What Is a Rosewood Tree?

Hunker may earn compensation through affiliate links in this story.
Image Credit: Subas chandra Mahato/iStock/GettyImages
See More Photos

Mother nature is filled with beautiful and unique treasures that go beyond our wildest dreams. Everything from flowers to trees fill our world with awe-inspiring nature that many of us want to absorb as much as possible. Unfortunately, on the other end of the spectrum, some people decide to exploit the beauty found in nature and use it at such rapid rates that certain plant species approach extinction.


Video of the Day

Some species of rosewood trees (​Dalbergia​ spp.) are unfortunately in the category of flora that borderlines extinction due to its highly desired unique characteristics. Hardy in U.S. Department of Agriculture plant hardiness zones 9 through 12, the rosewoods are used to craft high-end instruments and furniture due to the well-known durability of this tree species. However, there are many other qualities that make the rosewood tree species so desirable.



The true rosewoods are members of the ​Dalbergia​ genus. These tropical hardwood trees are coveted by crafters for use in creating furniture, musical instruments and small, decorative items.

The Different Types of Rosewood Trees

The rosewood tree consists of a type of tropical hardwood that has become a very expensive commodity. Simply put, rosewood ​wood​ literally comes from rosewood trees such as the Brazilian rosewood (​Dalbergia nigra​), Indian rosewood (​Dalbergia sissoo​) and Madagascar rosewood (​Dalbergia baronii​). These are some of the true rosewoods that hold the most value when sold.
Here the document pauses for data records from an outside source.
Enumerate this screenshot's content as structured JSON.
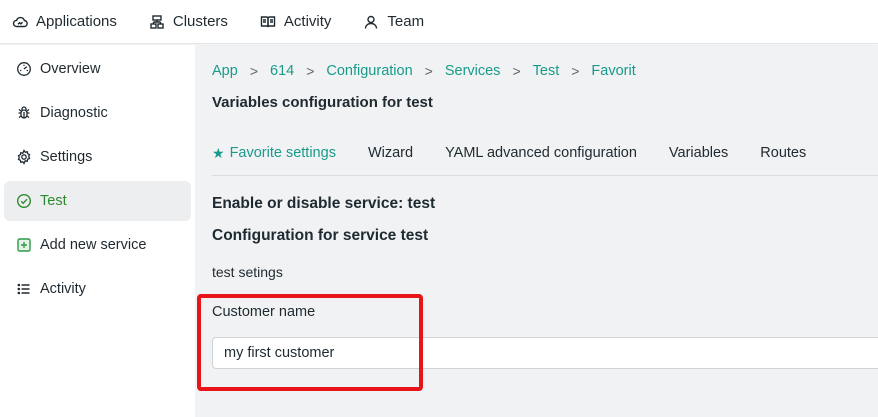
{
  "topnav": {
    "items": [
      {
        "label": "Applications",
        "icon": "cloud-icon"
      },
      {
        "label": "Clusters",
        "icon": "cluster-icon"
      },
      {
        "label": "Activity",
        "icon": "book-icon"
      },
      {
        "label": "Team",
        "icon": "user-icon"
      }
    ]
  },
  "sidebar": {
    "items": [
      {
        "label": "Overview",
        "icon": "gauge-icon"
      },
      {
        "label": "Diagnostic",
        "icon": "bug-icon"
      },
      {
        "label": "Settings",
        "icon": "gear-icon"
      },
      {
        "label": "Test",
        "icon": "check-circle-icon",
        "active": true
      },
      {
        "label": "Add new service",
        "icon": "plus-square-icon"
      },
      {
        "label": "Activity",
        "icon": "list-icon"
      }
    ]
  },
  "breadcrumb": [
    "App",
    "614",
    "Configuration",
    "Services",
    "Test",
    "Favorit"
  ],
  "page": {
    "title": "Variables configuration for test"
  },
  "tabs": [
    {
      "label": "Favorite settings",
      "active": true
    },
    {
      "label": "Wizard"
    },
    {
      "label": "YAML advanced configuration"
    },
    {
      "label": "Variables"
    },
    {
      "label": "Routes"
    }
  ],
  "content": {
    "enable_heading": "Enable or disable service: test",
    "config_heading": "Configuration for service test",
    "section_label": "test setings",
    "field_label": "Customer name",
    "field_value": "my first customer"
  },
  "colors": {
    "accent": "#1a9a8a",
    "active_green": "#2e8a2e",
    "highlight_red": "#e8141a"
  }
}
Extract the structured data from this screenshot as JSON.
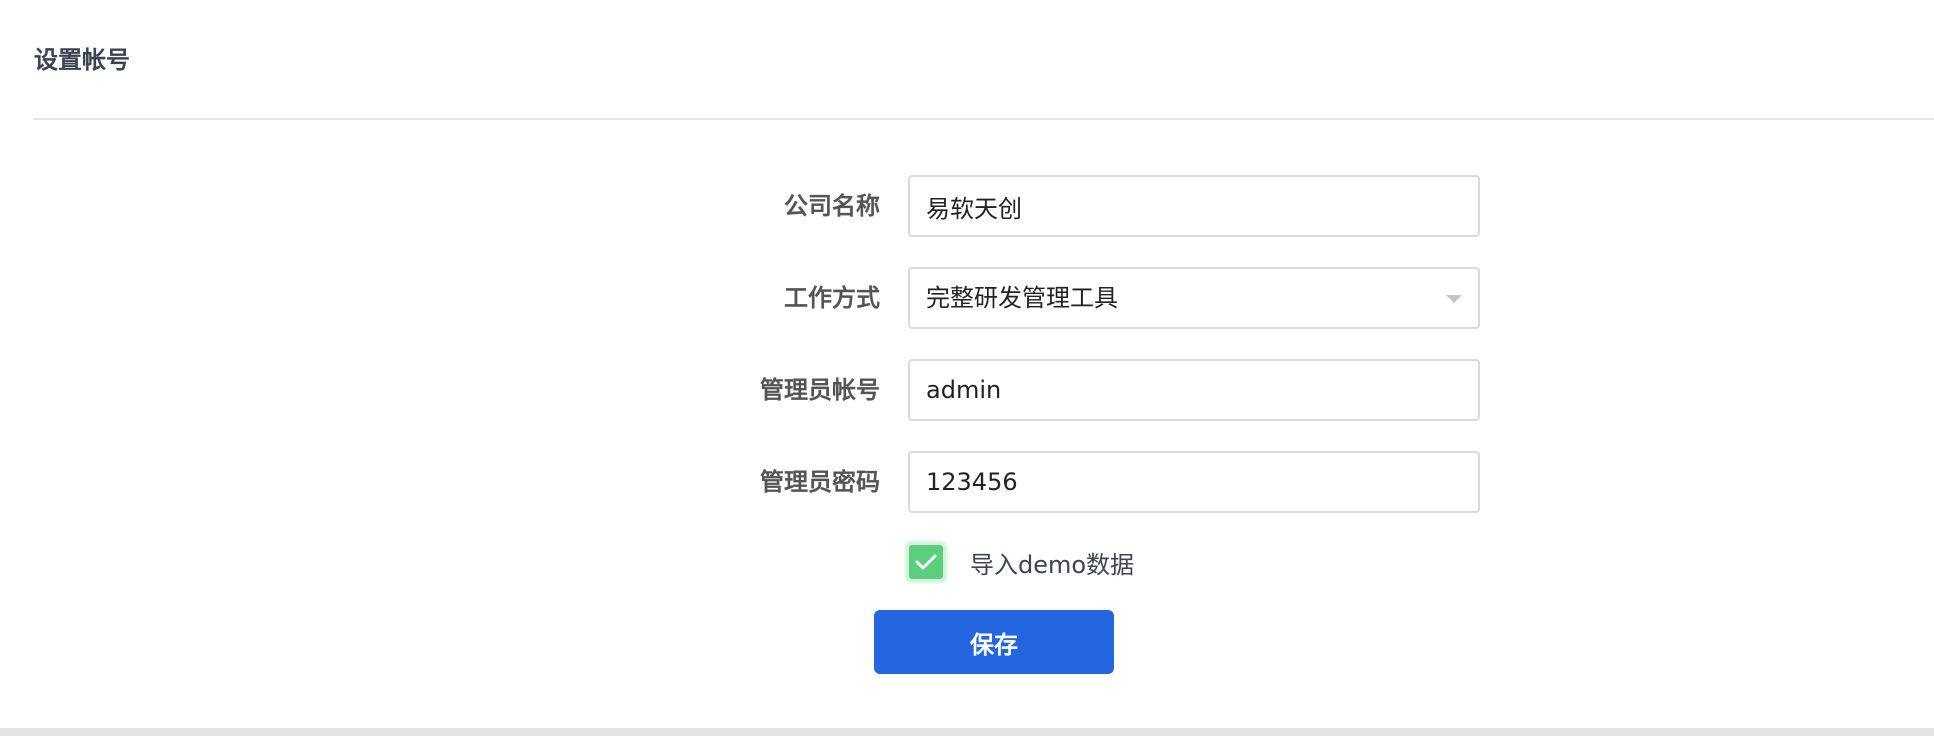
{
  "header": {
    "title": "设置帐号"
  },
  "form": {
    "company_name": {
      "label": "公司名称",
      "value": "易软天创"
    },
    "work_mode": {
      "label": "工作方式",
      "selected": "完整研发管理工具"
    },
    "admin_account": {
      "label": "管理员帐号",
      "value": "admin"
    },
    "admin_password": {
      "label": "管理员密码",
      "value": "123456"
    },
    "import_demo": {
      "label": "导入demo数据",
      "checked": true
    },
    "save_label": "保存"
  },
  "colors": {
    "primary": "#2366e0",
    "checkbox": "#5ccf7f",
    "title_text": "#3c4353",
    "label_text": "#545454",
    "border": "#d9d9d9"
  },
  "icons": {
    "dropdown": "caret-down-icon",
    "checkbox": "checkmark-icon"
  }
}
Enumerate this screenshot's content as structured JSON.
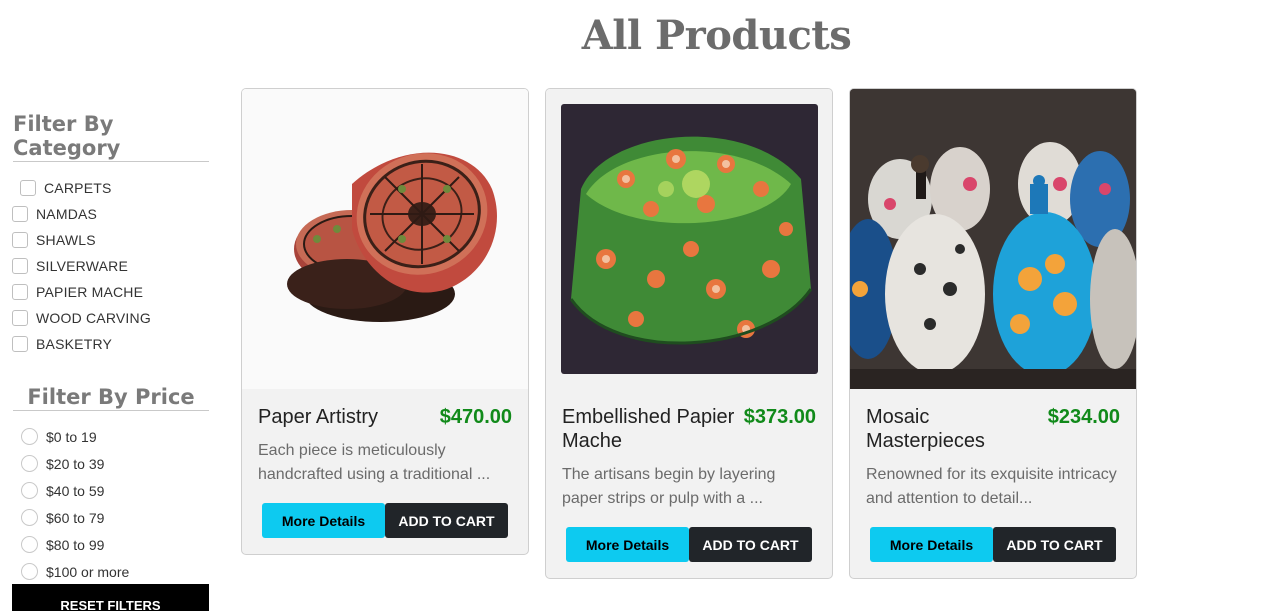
{
  "page": {
    "title": "All Products"
  },
  "filters": {
    "category_heading": "Filter By Category",
    "categories": [
      "CARPETS",
      "NAMDAS",
      "SHAWLS",
      "SILVERWARE",
      "PAPIER MACHE",
      "WOOD CARVING",
      "BASKETRY"
    ],
    "price_heading": "Filter By Price",
    "prices": [
      "$0 to 19",
      "$20 to 39",
      "$40 to 59",
      "$60 to 79",
      "$80 to 99",
      "$100 or more"
    ],
    "reset_label": "RESET FILTERS"
  },
  "products": [
    {
      "name": "Paper Artistry",
      "price": "$470.00",
      "description": "Each piece is meticulously handcrafted using a traditional ...",
      "details_label": "More Details",
      "cart_label": "ADD TO CART"
    },
    {
      "name": "Embellished Papier Mache",
      "price": "$373.00",
      "description": "The artisans begin by layering paper strips or pulp with a ...",
      "details_label": "More Details",
      "cart_label": "ADD TO CART"
    },
    {
      "name": "Mosaic Masterpieces",
      "price": "$234.00",
      "description": "Renowned for its exquisite intricacy and attention to detail...",
      "details_label": "More Details",
      "cart_label": "ADD TO CART"
    }
  ],
  "colors": {
    "price": "#118a1a",
    "details_button": "#0dcaf0",
    "cart_button": "#212529",
    "reset_button": "#000000"
  }
}
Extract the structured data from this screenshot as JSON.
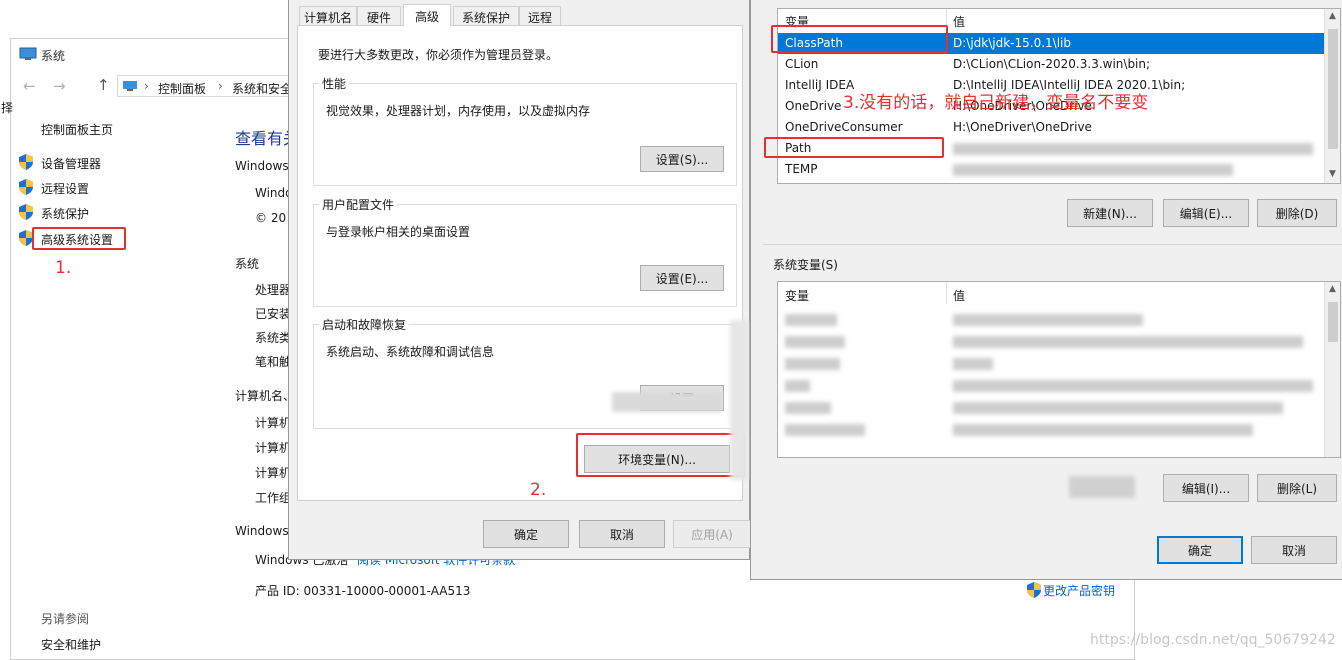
{
  "system_window": {
    "title": "系统",
    "address_path": [
      "控制面板",
      "系统和安全"
    ],
    "nav_home": "控制面板主页",
    "nav_items": [
      "设备管理器",
      "远程设置",
      "系统保护",
      "高级系统设置"
    ],
    "see_also_heading": "另请参阅",
    "see_also_item": "安全和维护",
    "main_heading": "查看有关",
    "windows_section_label": "Windows",
    "windows_edition_partial": "Windo",
    "copyright_partial": "© 20",
    "system_section_label": "系统",
    "system_rows": [
      "处理器",
      "已安装",
      "系统类",
      "笔和触"
    ],
    "computer_section_label": "计算机名、",
    "computer_rows": [
      "计算机",
      "计算机",
      "计算机",
      "工作组"
    ],
    "activation_section_label": "Windows",
    "activation_text": "Windows 已激活",
    "license_link": "阅读 Microsoft 软件许可条款",
    "product_id": "产品 ID: 00331-10000-00001-AA513",
    "change_key_link": "更改产品密钥",
    "left_edge_text": "择"
  },
  "sysprop_dialog": {
    "tabs": [
      "计算机名",
      "硬件",
      "高级",
      "系统保护",
      "远程"
    ],
    "active_tab": "高级",
    "admin_note": "要进行大多数更改，你必须作为管理员登录。",
    "groups": [
      {
        "title": "性能",
        "desc": "视觉效果，处理器计划，内存使用，以及虚拟内存",
        "button": "设置(S)..."
      },
      {
        "title": "用户配置文件",
        "desc": "与登录帐户相关的桌面设置",
        "button": "设置(E)..."
      },
      {
        "title": "启动和故障恢复",
        "desc": "系统启动、系统故障和调试信息",
        "button": "设置"
      }
    ],
    "env_button": "环境变量(N)...",
    "ok": "确定",
    "cancel": "取消",
    "apply": "应用(A)"
  },
  "env_dialog": {
    "user_vars": {
      "col_var": "变量",
      "col_val": "值",
      "rows": [
        {
          "name": "ClassPath",
          "value": "D:\\jdk\\jdk-15.0.1\\lib"
        },
        {
          "name": "CLion",
          "value": "D:\\CLion\\CLion-2020.3.3.win\\bin;"
        },
        {
          "name": "IntelliJ IDEA",
          "value": "D:\\IntelliJ IDEA\\IntelliJ IDEA 2020.1\\bin;"
        },
        {
          "name": "OneDrive",
          "value": "H:\\OneDriver\\OneDrive"
        },
        {
          "name": "OneDriveConsumer",
          "value": "H:\\OneDriver\\OneDrive"
        },
        {
          "name": "Path",
          "value": ""
        },
        {
          "name": "TEMP",
          "value": ""
        }
      ],
      "new_btn": "新建(N)...",
      "edit_btn": "编辑(E)...",
      "delete_btn": "删除(D)"
    },
    "sys_vars": {
      "label": "系统变量(S)",
      "col_var": "变量",
      "col_val": "值",
      "edit_btn": "编辑(I)...",
      "delete_btn": "删除(L)"
    },
    "ok": "确定",
    "cancel": "取消"
  },
  "annotations": {
    "step1": "1.",
    "step2": "2.",
    "step3": "3.没有的话，就自己新建，变量名不要变"
  },
  "watermark": "https://blog.csdn.net/qq_50679242"
}
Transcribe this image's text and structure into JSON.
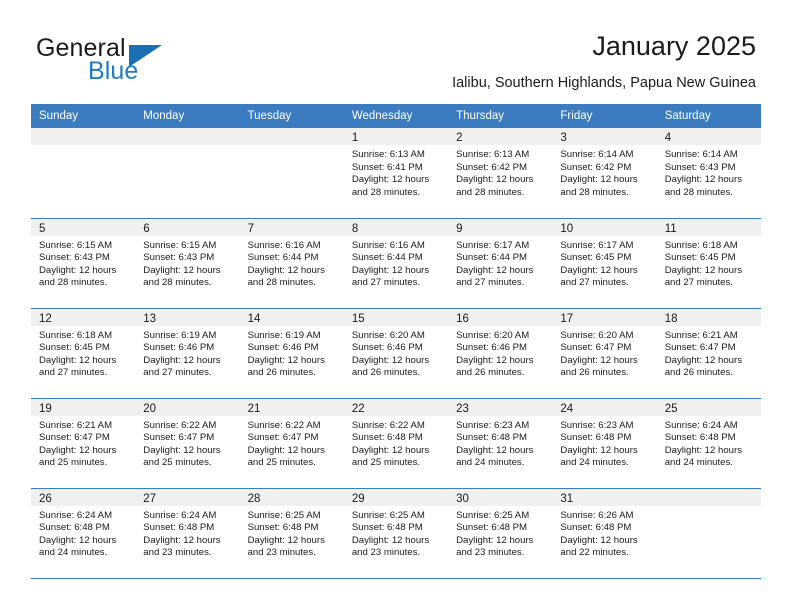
{
  "brand": {
    "name_part1": "General",
    "name_part2": "Blue",
    "flag_icon": "blue-triangle-flag-icon"
  },
  "header": {
    "title": "January 2025",
    "subtitle": "Ialibu, Southern Highlands, Papua New Guinea"
  },
  "colors": {
    "header_blue": "#3b7cc0",
    "brand_blue": "#1f7bc1",
    "daynum_band": "#f0f0f0",
    "text": "#1b1b1b"
  },
  "weekday_headers": [
    "Sunday",
    "Monday",
    "Tuesday",
    "Wednesday",
    "Thursday",
    "Friday",
    "Saturday"
  ],
  "weeks": [
    [
      {
        "day": "",
        "blank": true,
        "sunrise": "",
        "sunset": "",
        "daylight1": "",
        "daylight2": ""
      },
      {
        "day": "",
        "blank": true,
        "sunrise": "",
        "sunset": "",
        "daylight1": "",
        "daylight2": ""
      },
      {
        "day": "",
        "blank": true,
        "sunrise": "",
        "sunset": "",
        "daylight1": "",
        "daylight2": ""
      },
      {
        "day": "1",
        "blank": false,
        "sunrise": "Sunrise: 6:13 AM",
        "sunset": "Sunset: 6:41 PM",
        "daylight1": "Daylight: 12 hours",
        "daylight2": "and 28 minutes."
      },
      {
        "day": "2",
        "blank": false,
        "sunrise": "Sunrise: 6:13 AM",
        "sunset": "Sunset: 6:42 PM",
        "daylight1": "Daylight: 12 hours",
        "daylight2": "and 28 minutes."
      },
      {
        "day": "3",
        "blank": false,
        "sunrise": "Sunrise: 6:14 AM",
        "sunset": "Sunset: 6:42 PM",
        "daylight1": "Daylight: 12 hours",
        "daylight2": "and 28 minutes."
      },
      {
        "day": "4",
        "blank": false,
        "sunrise": "Sunrise: 6:14 AM",
        "sunset": "Sunset: 6:43 PM",
        "daylight1": "Daylight: 12 hours",
        "daylight2": "and 28 minutes."
      }
    ],
    [
      {
        "day": "5",
        "blank": false,
        "sunrise": "Sunrise: 6:15 AM",
        "sunset": "Sunset: 6:43 PM",
        "daylight1": "Daylight: 12 hours",
        "daylight2": "and 28 minutes."
      },
      {
        "day": "6",
        "blank": false,
        "sunrise": "Sunrise: 6:15 AM",
        "sunset": "Sunset: 6:43 PM",
        "daylight1": "Daylight: 12 hours",
        "daylight2": "and 28 minutes."
      },
      {
        "day": "7",
        "blank": false,
        "sunrise": "Sunrise: 6:16 AM",
        "sunset": "Sunset: 6:44 PM",
        "daylight1": "Daylight: 12 hours",
        "daylight2": "and 28 minutes."
      },
      {
        "day": "8",
        "blank": false,
        "sunrise": "Sunrise: 6:16 AM",
        "sunset": "Sunset: 6:44 PM",
        "daylight1": "Daylight: 12 hours",
        "daylight2": "and 27 minutes."
      },
      {
        "day": "9",
        "blank": false,
        "sunrise": "Sunrise: 6:17 AM",
        "sunset": "Sunset: 6:44 PM",
        "daylight1": "Daylight: 12 hours",
        "daylight2": "and 27 minutes."
      },
      {
        "day": "10",
        "blank": false,
        "sunrise": "Sunrise: 6:17 AM",
        "sunset": "Sunset: 6:45 PM",
        "daylight1": "Daylight: 12 hours",
        "daylight2": "and 27 minutes."
      },
      {
        "day": "11",
        "blank": false,
        "sunrise": "Sunrise: 6:18 AM",
        "sunset": "Sunset: 6:45 PM",
        "daylight1": "Daylight: 12 hours",
        "daylight2": "and 27 minutes."
      }
    ],
    [
      {
        "day": "12",
        "blank": false,
        "sunrise": "Sunrise: 6:18 AM",
        "sunset": "Sunset: 6:45 PM",
        "daylight1": "Daylight: 12 hours",
        "daylight2": "and 27 minutes."
      },
      {
        "day": "13",
        "blank": false,
        "sunrise": "Sunrise: 6:19 AM",
        "sunset": "Sunset: 6:46 PM",
        "daylight1": "Daylight: 12 hours",
        "daylight2": "and 27 minutes."
      },
      {
        "day": "14",
        "blank": false,
        "sunrise": "Sunrise: 6:19 AM",
        "sunset": "Sunset: 6:46 PM",
        "daylight1": "Daylight: 12 hours",
        "daylight2": "and 26 minutes."
      },
      {
        "day": "15",
        "blank": false,
        "sunrise": "Sunrise: 6:20 AM",
        "sunset": "Sunset: 6:46 PM",
        "daylight1": "Daylight: 12 hours",
        "daylight2": "and 26 minutes."
      },
      {
        "day": "16",
        "blank": false,
        "sunrise": "Sunrise: 6:20 AM",
        "sunset": "Sunset: 6:46 PM",
        "daylight1": "Daylight: 12 hours",
        "daylight2": "and 26 minutes."
      },
      {
        "day": "17",
        "blank": false,
        "sunrise": "Sunrise: 6:20 AM",
        "sunset": "Sunset: 6:47 PM",
        "daylight1": "Daylight: 12 hours",
        "daylight2": "and 26 minutes."
      },
      {
        "day": "18",
        "blank": false,
        "sunrise": "Sunrise: 6:21 AM",
        "sunset": "Sunset: 6:47 PM",
        "daylight1": "Daylight: 12 hours",
        "daylight2": "and 26 minutes."
      }
    ],
    [
      {
        "day": "19",
        "blank": false,
        "sunrise": "Sunrise: 6:21 AM",
        "sunset": "Sunset: 6:47 PM",
        "daylight1": "Daylight: 12 hours",
        "daylight2": "and 25 minutes."
      },
      {
        "day": "20",
        "blank": false,
        "sunrise": "Sunrise: 6:22 AM",
        "sunset": "Sunset: 6:47 PM",
        "daylight1": "Daylight: 12 hours",
        "daylight2": "and 25 minutes."
      },
      {
        "day": "21",
        "blank": false,
        "sunrise": "Sunrise: 6:22 AM",
        "sunset": "Sunset: 6:47 PM",
        "daylight1": "Daylight: 12 hours",
        "daylight2": "and 25 minutes."
      },
      {
        "day": "22",
        "blank": false,
        "sunrise": "Sunrise: 6:22 AM",
        "sunset": "Sunset: 6:48 PM",
        "daylight1": "Daylight: 12 hours",
        "daylight2": "and 25 minutes."
      },
      {
        "day": "23",
        "blank": false,
        "sunrise": "Sunrise: 6:23 AM",
        "sunset": "Sunset: 6:48 PM",
        "daylight1": "Daylight: 12 hours",
        "daylight2": "and 24 minutes."
      },
      {
        "day": "24",
        "blank": false,
        "sunrise": "Sunrise: 6:23 AM",
        "sunset": "Sunset: 6:48 PM",
        "daylight1": "Daylight: 12 hours",
        "daylight2": "and 24 minutes."
      },
      {
        "day": "25",
        "blank": false,
        "sunrise": "Sunrise: 6:24 AM",
        "sunset": "Sunset: 6:48 PM",
        "daylight1": "Daylight: 12 hours",
        "daylight2": "and 24 minutes."
      }
    ],
    [
      {
        "day": "26",
        "blank": false,
        "sunrise": "Sunrise: 6:24 AM",
        "sunset": "Sunset: 6:48 PM",
        "daylight1": "Daylight: 12 hours",
        "daylight2": "and 24 minutes."
      },
      {
        "day": "27",
        "blank": false,
        "sunrise": "Sunrise: 6:24 AM",
        "sunset": "Sunset: 6:48 PM",
        "daylight1": "Daylight: 12 hours",
        "daylight2": "and 23 minutes."
      },
      {
        "day": "28",
        "blank": false,
        "sunrise": "Sunrise: 6:25 AM",
        "sunset": "Sunset: 6:48 PM",
        "daylight1": "Daylight: 12 hours",
        "daylight2": "and 23 minutes."
      },
      {
        "day": "29",
        "blank": false,
        "sunrise": "Sunrise: 6:25 AM",
        "sunset": "Sunset: 6:48 PM",
        "daylight1": "Daylight: 12 hours",
        "daylight2": "and 23 minutes."
      },
      {
        "day": "30",
        "blank": false,
        "sunrise": "Sunrise: 6:25 AM",
        "sunset": "Sunset: 6:48 PM",
        "daylight1": "Daylight: 12 hours",
        "daylight2": "and 23 minutes."
      },
      {
        "day": "31",
        "blank": false,
        "sunrise": "Sunrise: 6:26 AM",
        "sunset": "Sunset: 6:48 PM",
        "daylight1": "Daylight: 12 hours",
        "daylight2": "and 22 minutes."
      },
      {
        "day": "",
        "blank": true,
        "sunrise": "",
        "sunset": "",
        "daylight1": "",
        "daylight2": ""
      }
    ]
  ]
}
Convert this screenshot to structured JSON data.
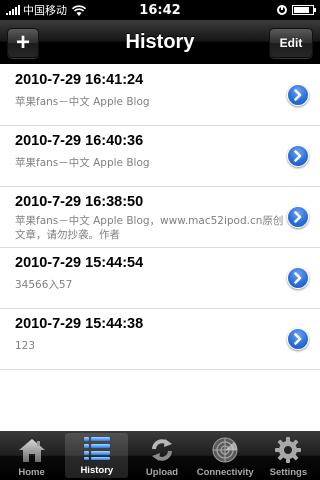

Other tree species with similar coloring and wood grain are commonly called "rosewood" but are not as hard and weigh less as the trees in the true ​Dalbergia​ genus.


Rosewood in Furniture and Instruments

Trees in the true rosewood genus are sought after for their density and amazing red/dark red coloring. These trees have a tight grain and tend to be quite heavy but remain easy to work with if you know how to. Along with its beautiful coloring, rosewood also offers the additional quality of permeating the air with its rose-like scent. This odor remains ingrained in the wood for hundreds of years and can still be smelled in antiques when they're scratched or refinished.


Indian rosewood is the most common rosewood to be used for high-end musical instruments such as guitars, although Brazilian rosewood was used in the 1800s to make high-end pianos. Its unique coloring and durability are what make rosewood usage in instruments so interesting. The rings and patterns found inside the wood are incomparable, and these parts of the wood are usually reserved for making the neck of the guitar or the most visible parts of furniture.


Furniture makers share the desire to use rosewood in their large and small wood pieces. While the furniture obviously benefits from the tree's beauty, this type of wood also offers qualities like being resistant to rot and water damage. These two qualities in their own right are what can make rosewood furniture last for years, which is also why rosewood is often reserved in furniture making for pieces that will be passed down from generation to generation.


Rosewood Essential Oil

Another reason rosewood is desired is for the benefits of the essential oils that are extracted from the wood. These oils are relatively easy to obtain since rosewood has a high oil content that can be found throughout the wood itself. The oil is extracted by steaming chips of rosewood.


Rosewood essential oil has been used to treat external skin problems such as acne, scars or even stretch marks. It has also been used to treat other frequent issues like the common cold or flu. Even with all the amazing benefits rosewood has to offer, it still remains on the list of nearly extinct flora. Due to these circumstances, true rosewood has been banned from crossing international borders in the hopes of preserving this marvelous treasure.


Rosewood in the Garden

The true rosewoods are tropical trees, native to South America, India and Pakistan and Madagascar. They can be grown in frost-free areas in North American, such as southern Florida and Arizona, but are unlikely to thrive in cooler climate zones.

If you have a warm microclimate in the garden, such as a south-facing, wind-sheltered wall, you might plant a rosewood tree. In their native habitats, rosewood trees grow up to 60 feet tall and 40 feet wide. Plant well away from buildings and hardscape, as the wide, spreading root system can lift and damage walks, driveways and foundations.

Rosewood trees require well-draining moist and acidic soils. Unlike other tree species, they thrive in lawns and may be planted where heat is reflected from gravel mulches and hardscape. Consider planting a rosewood as a landscape rather than street tree due to its brittle branches and messy leaf and seed litter.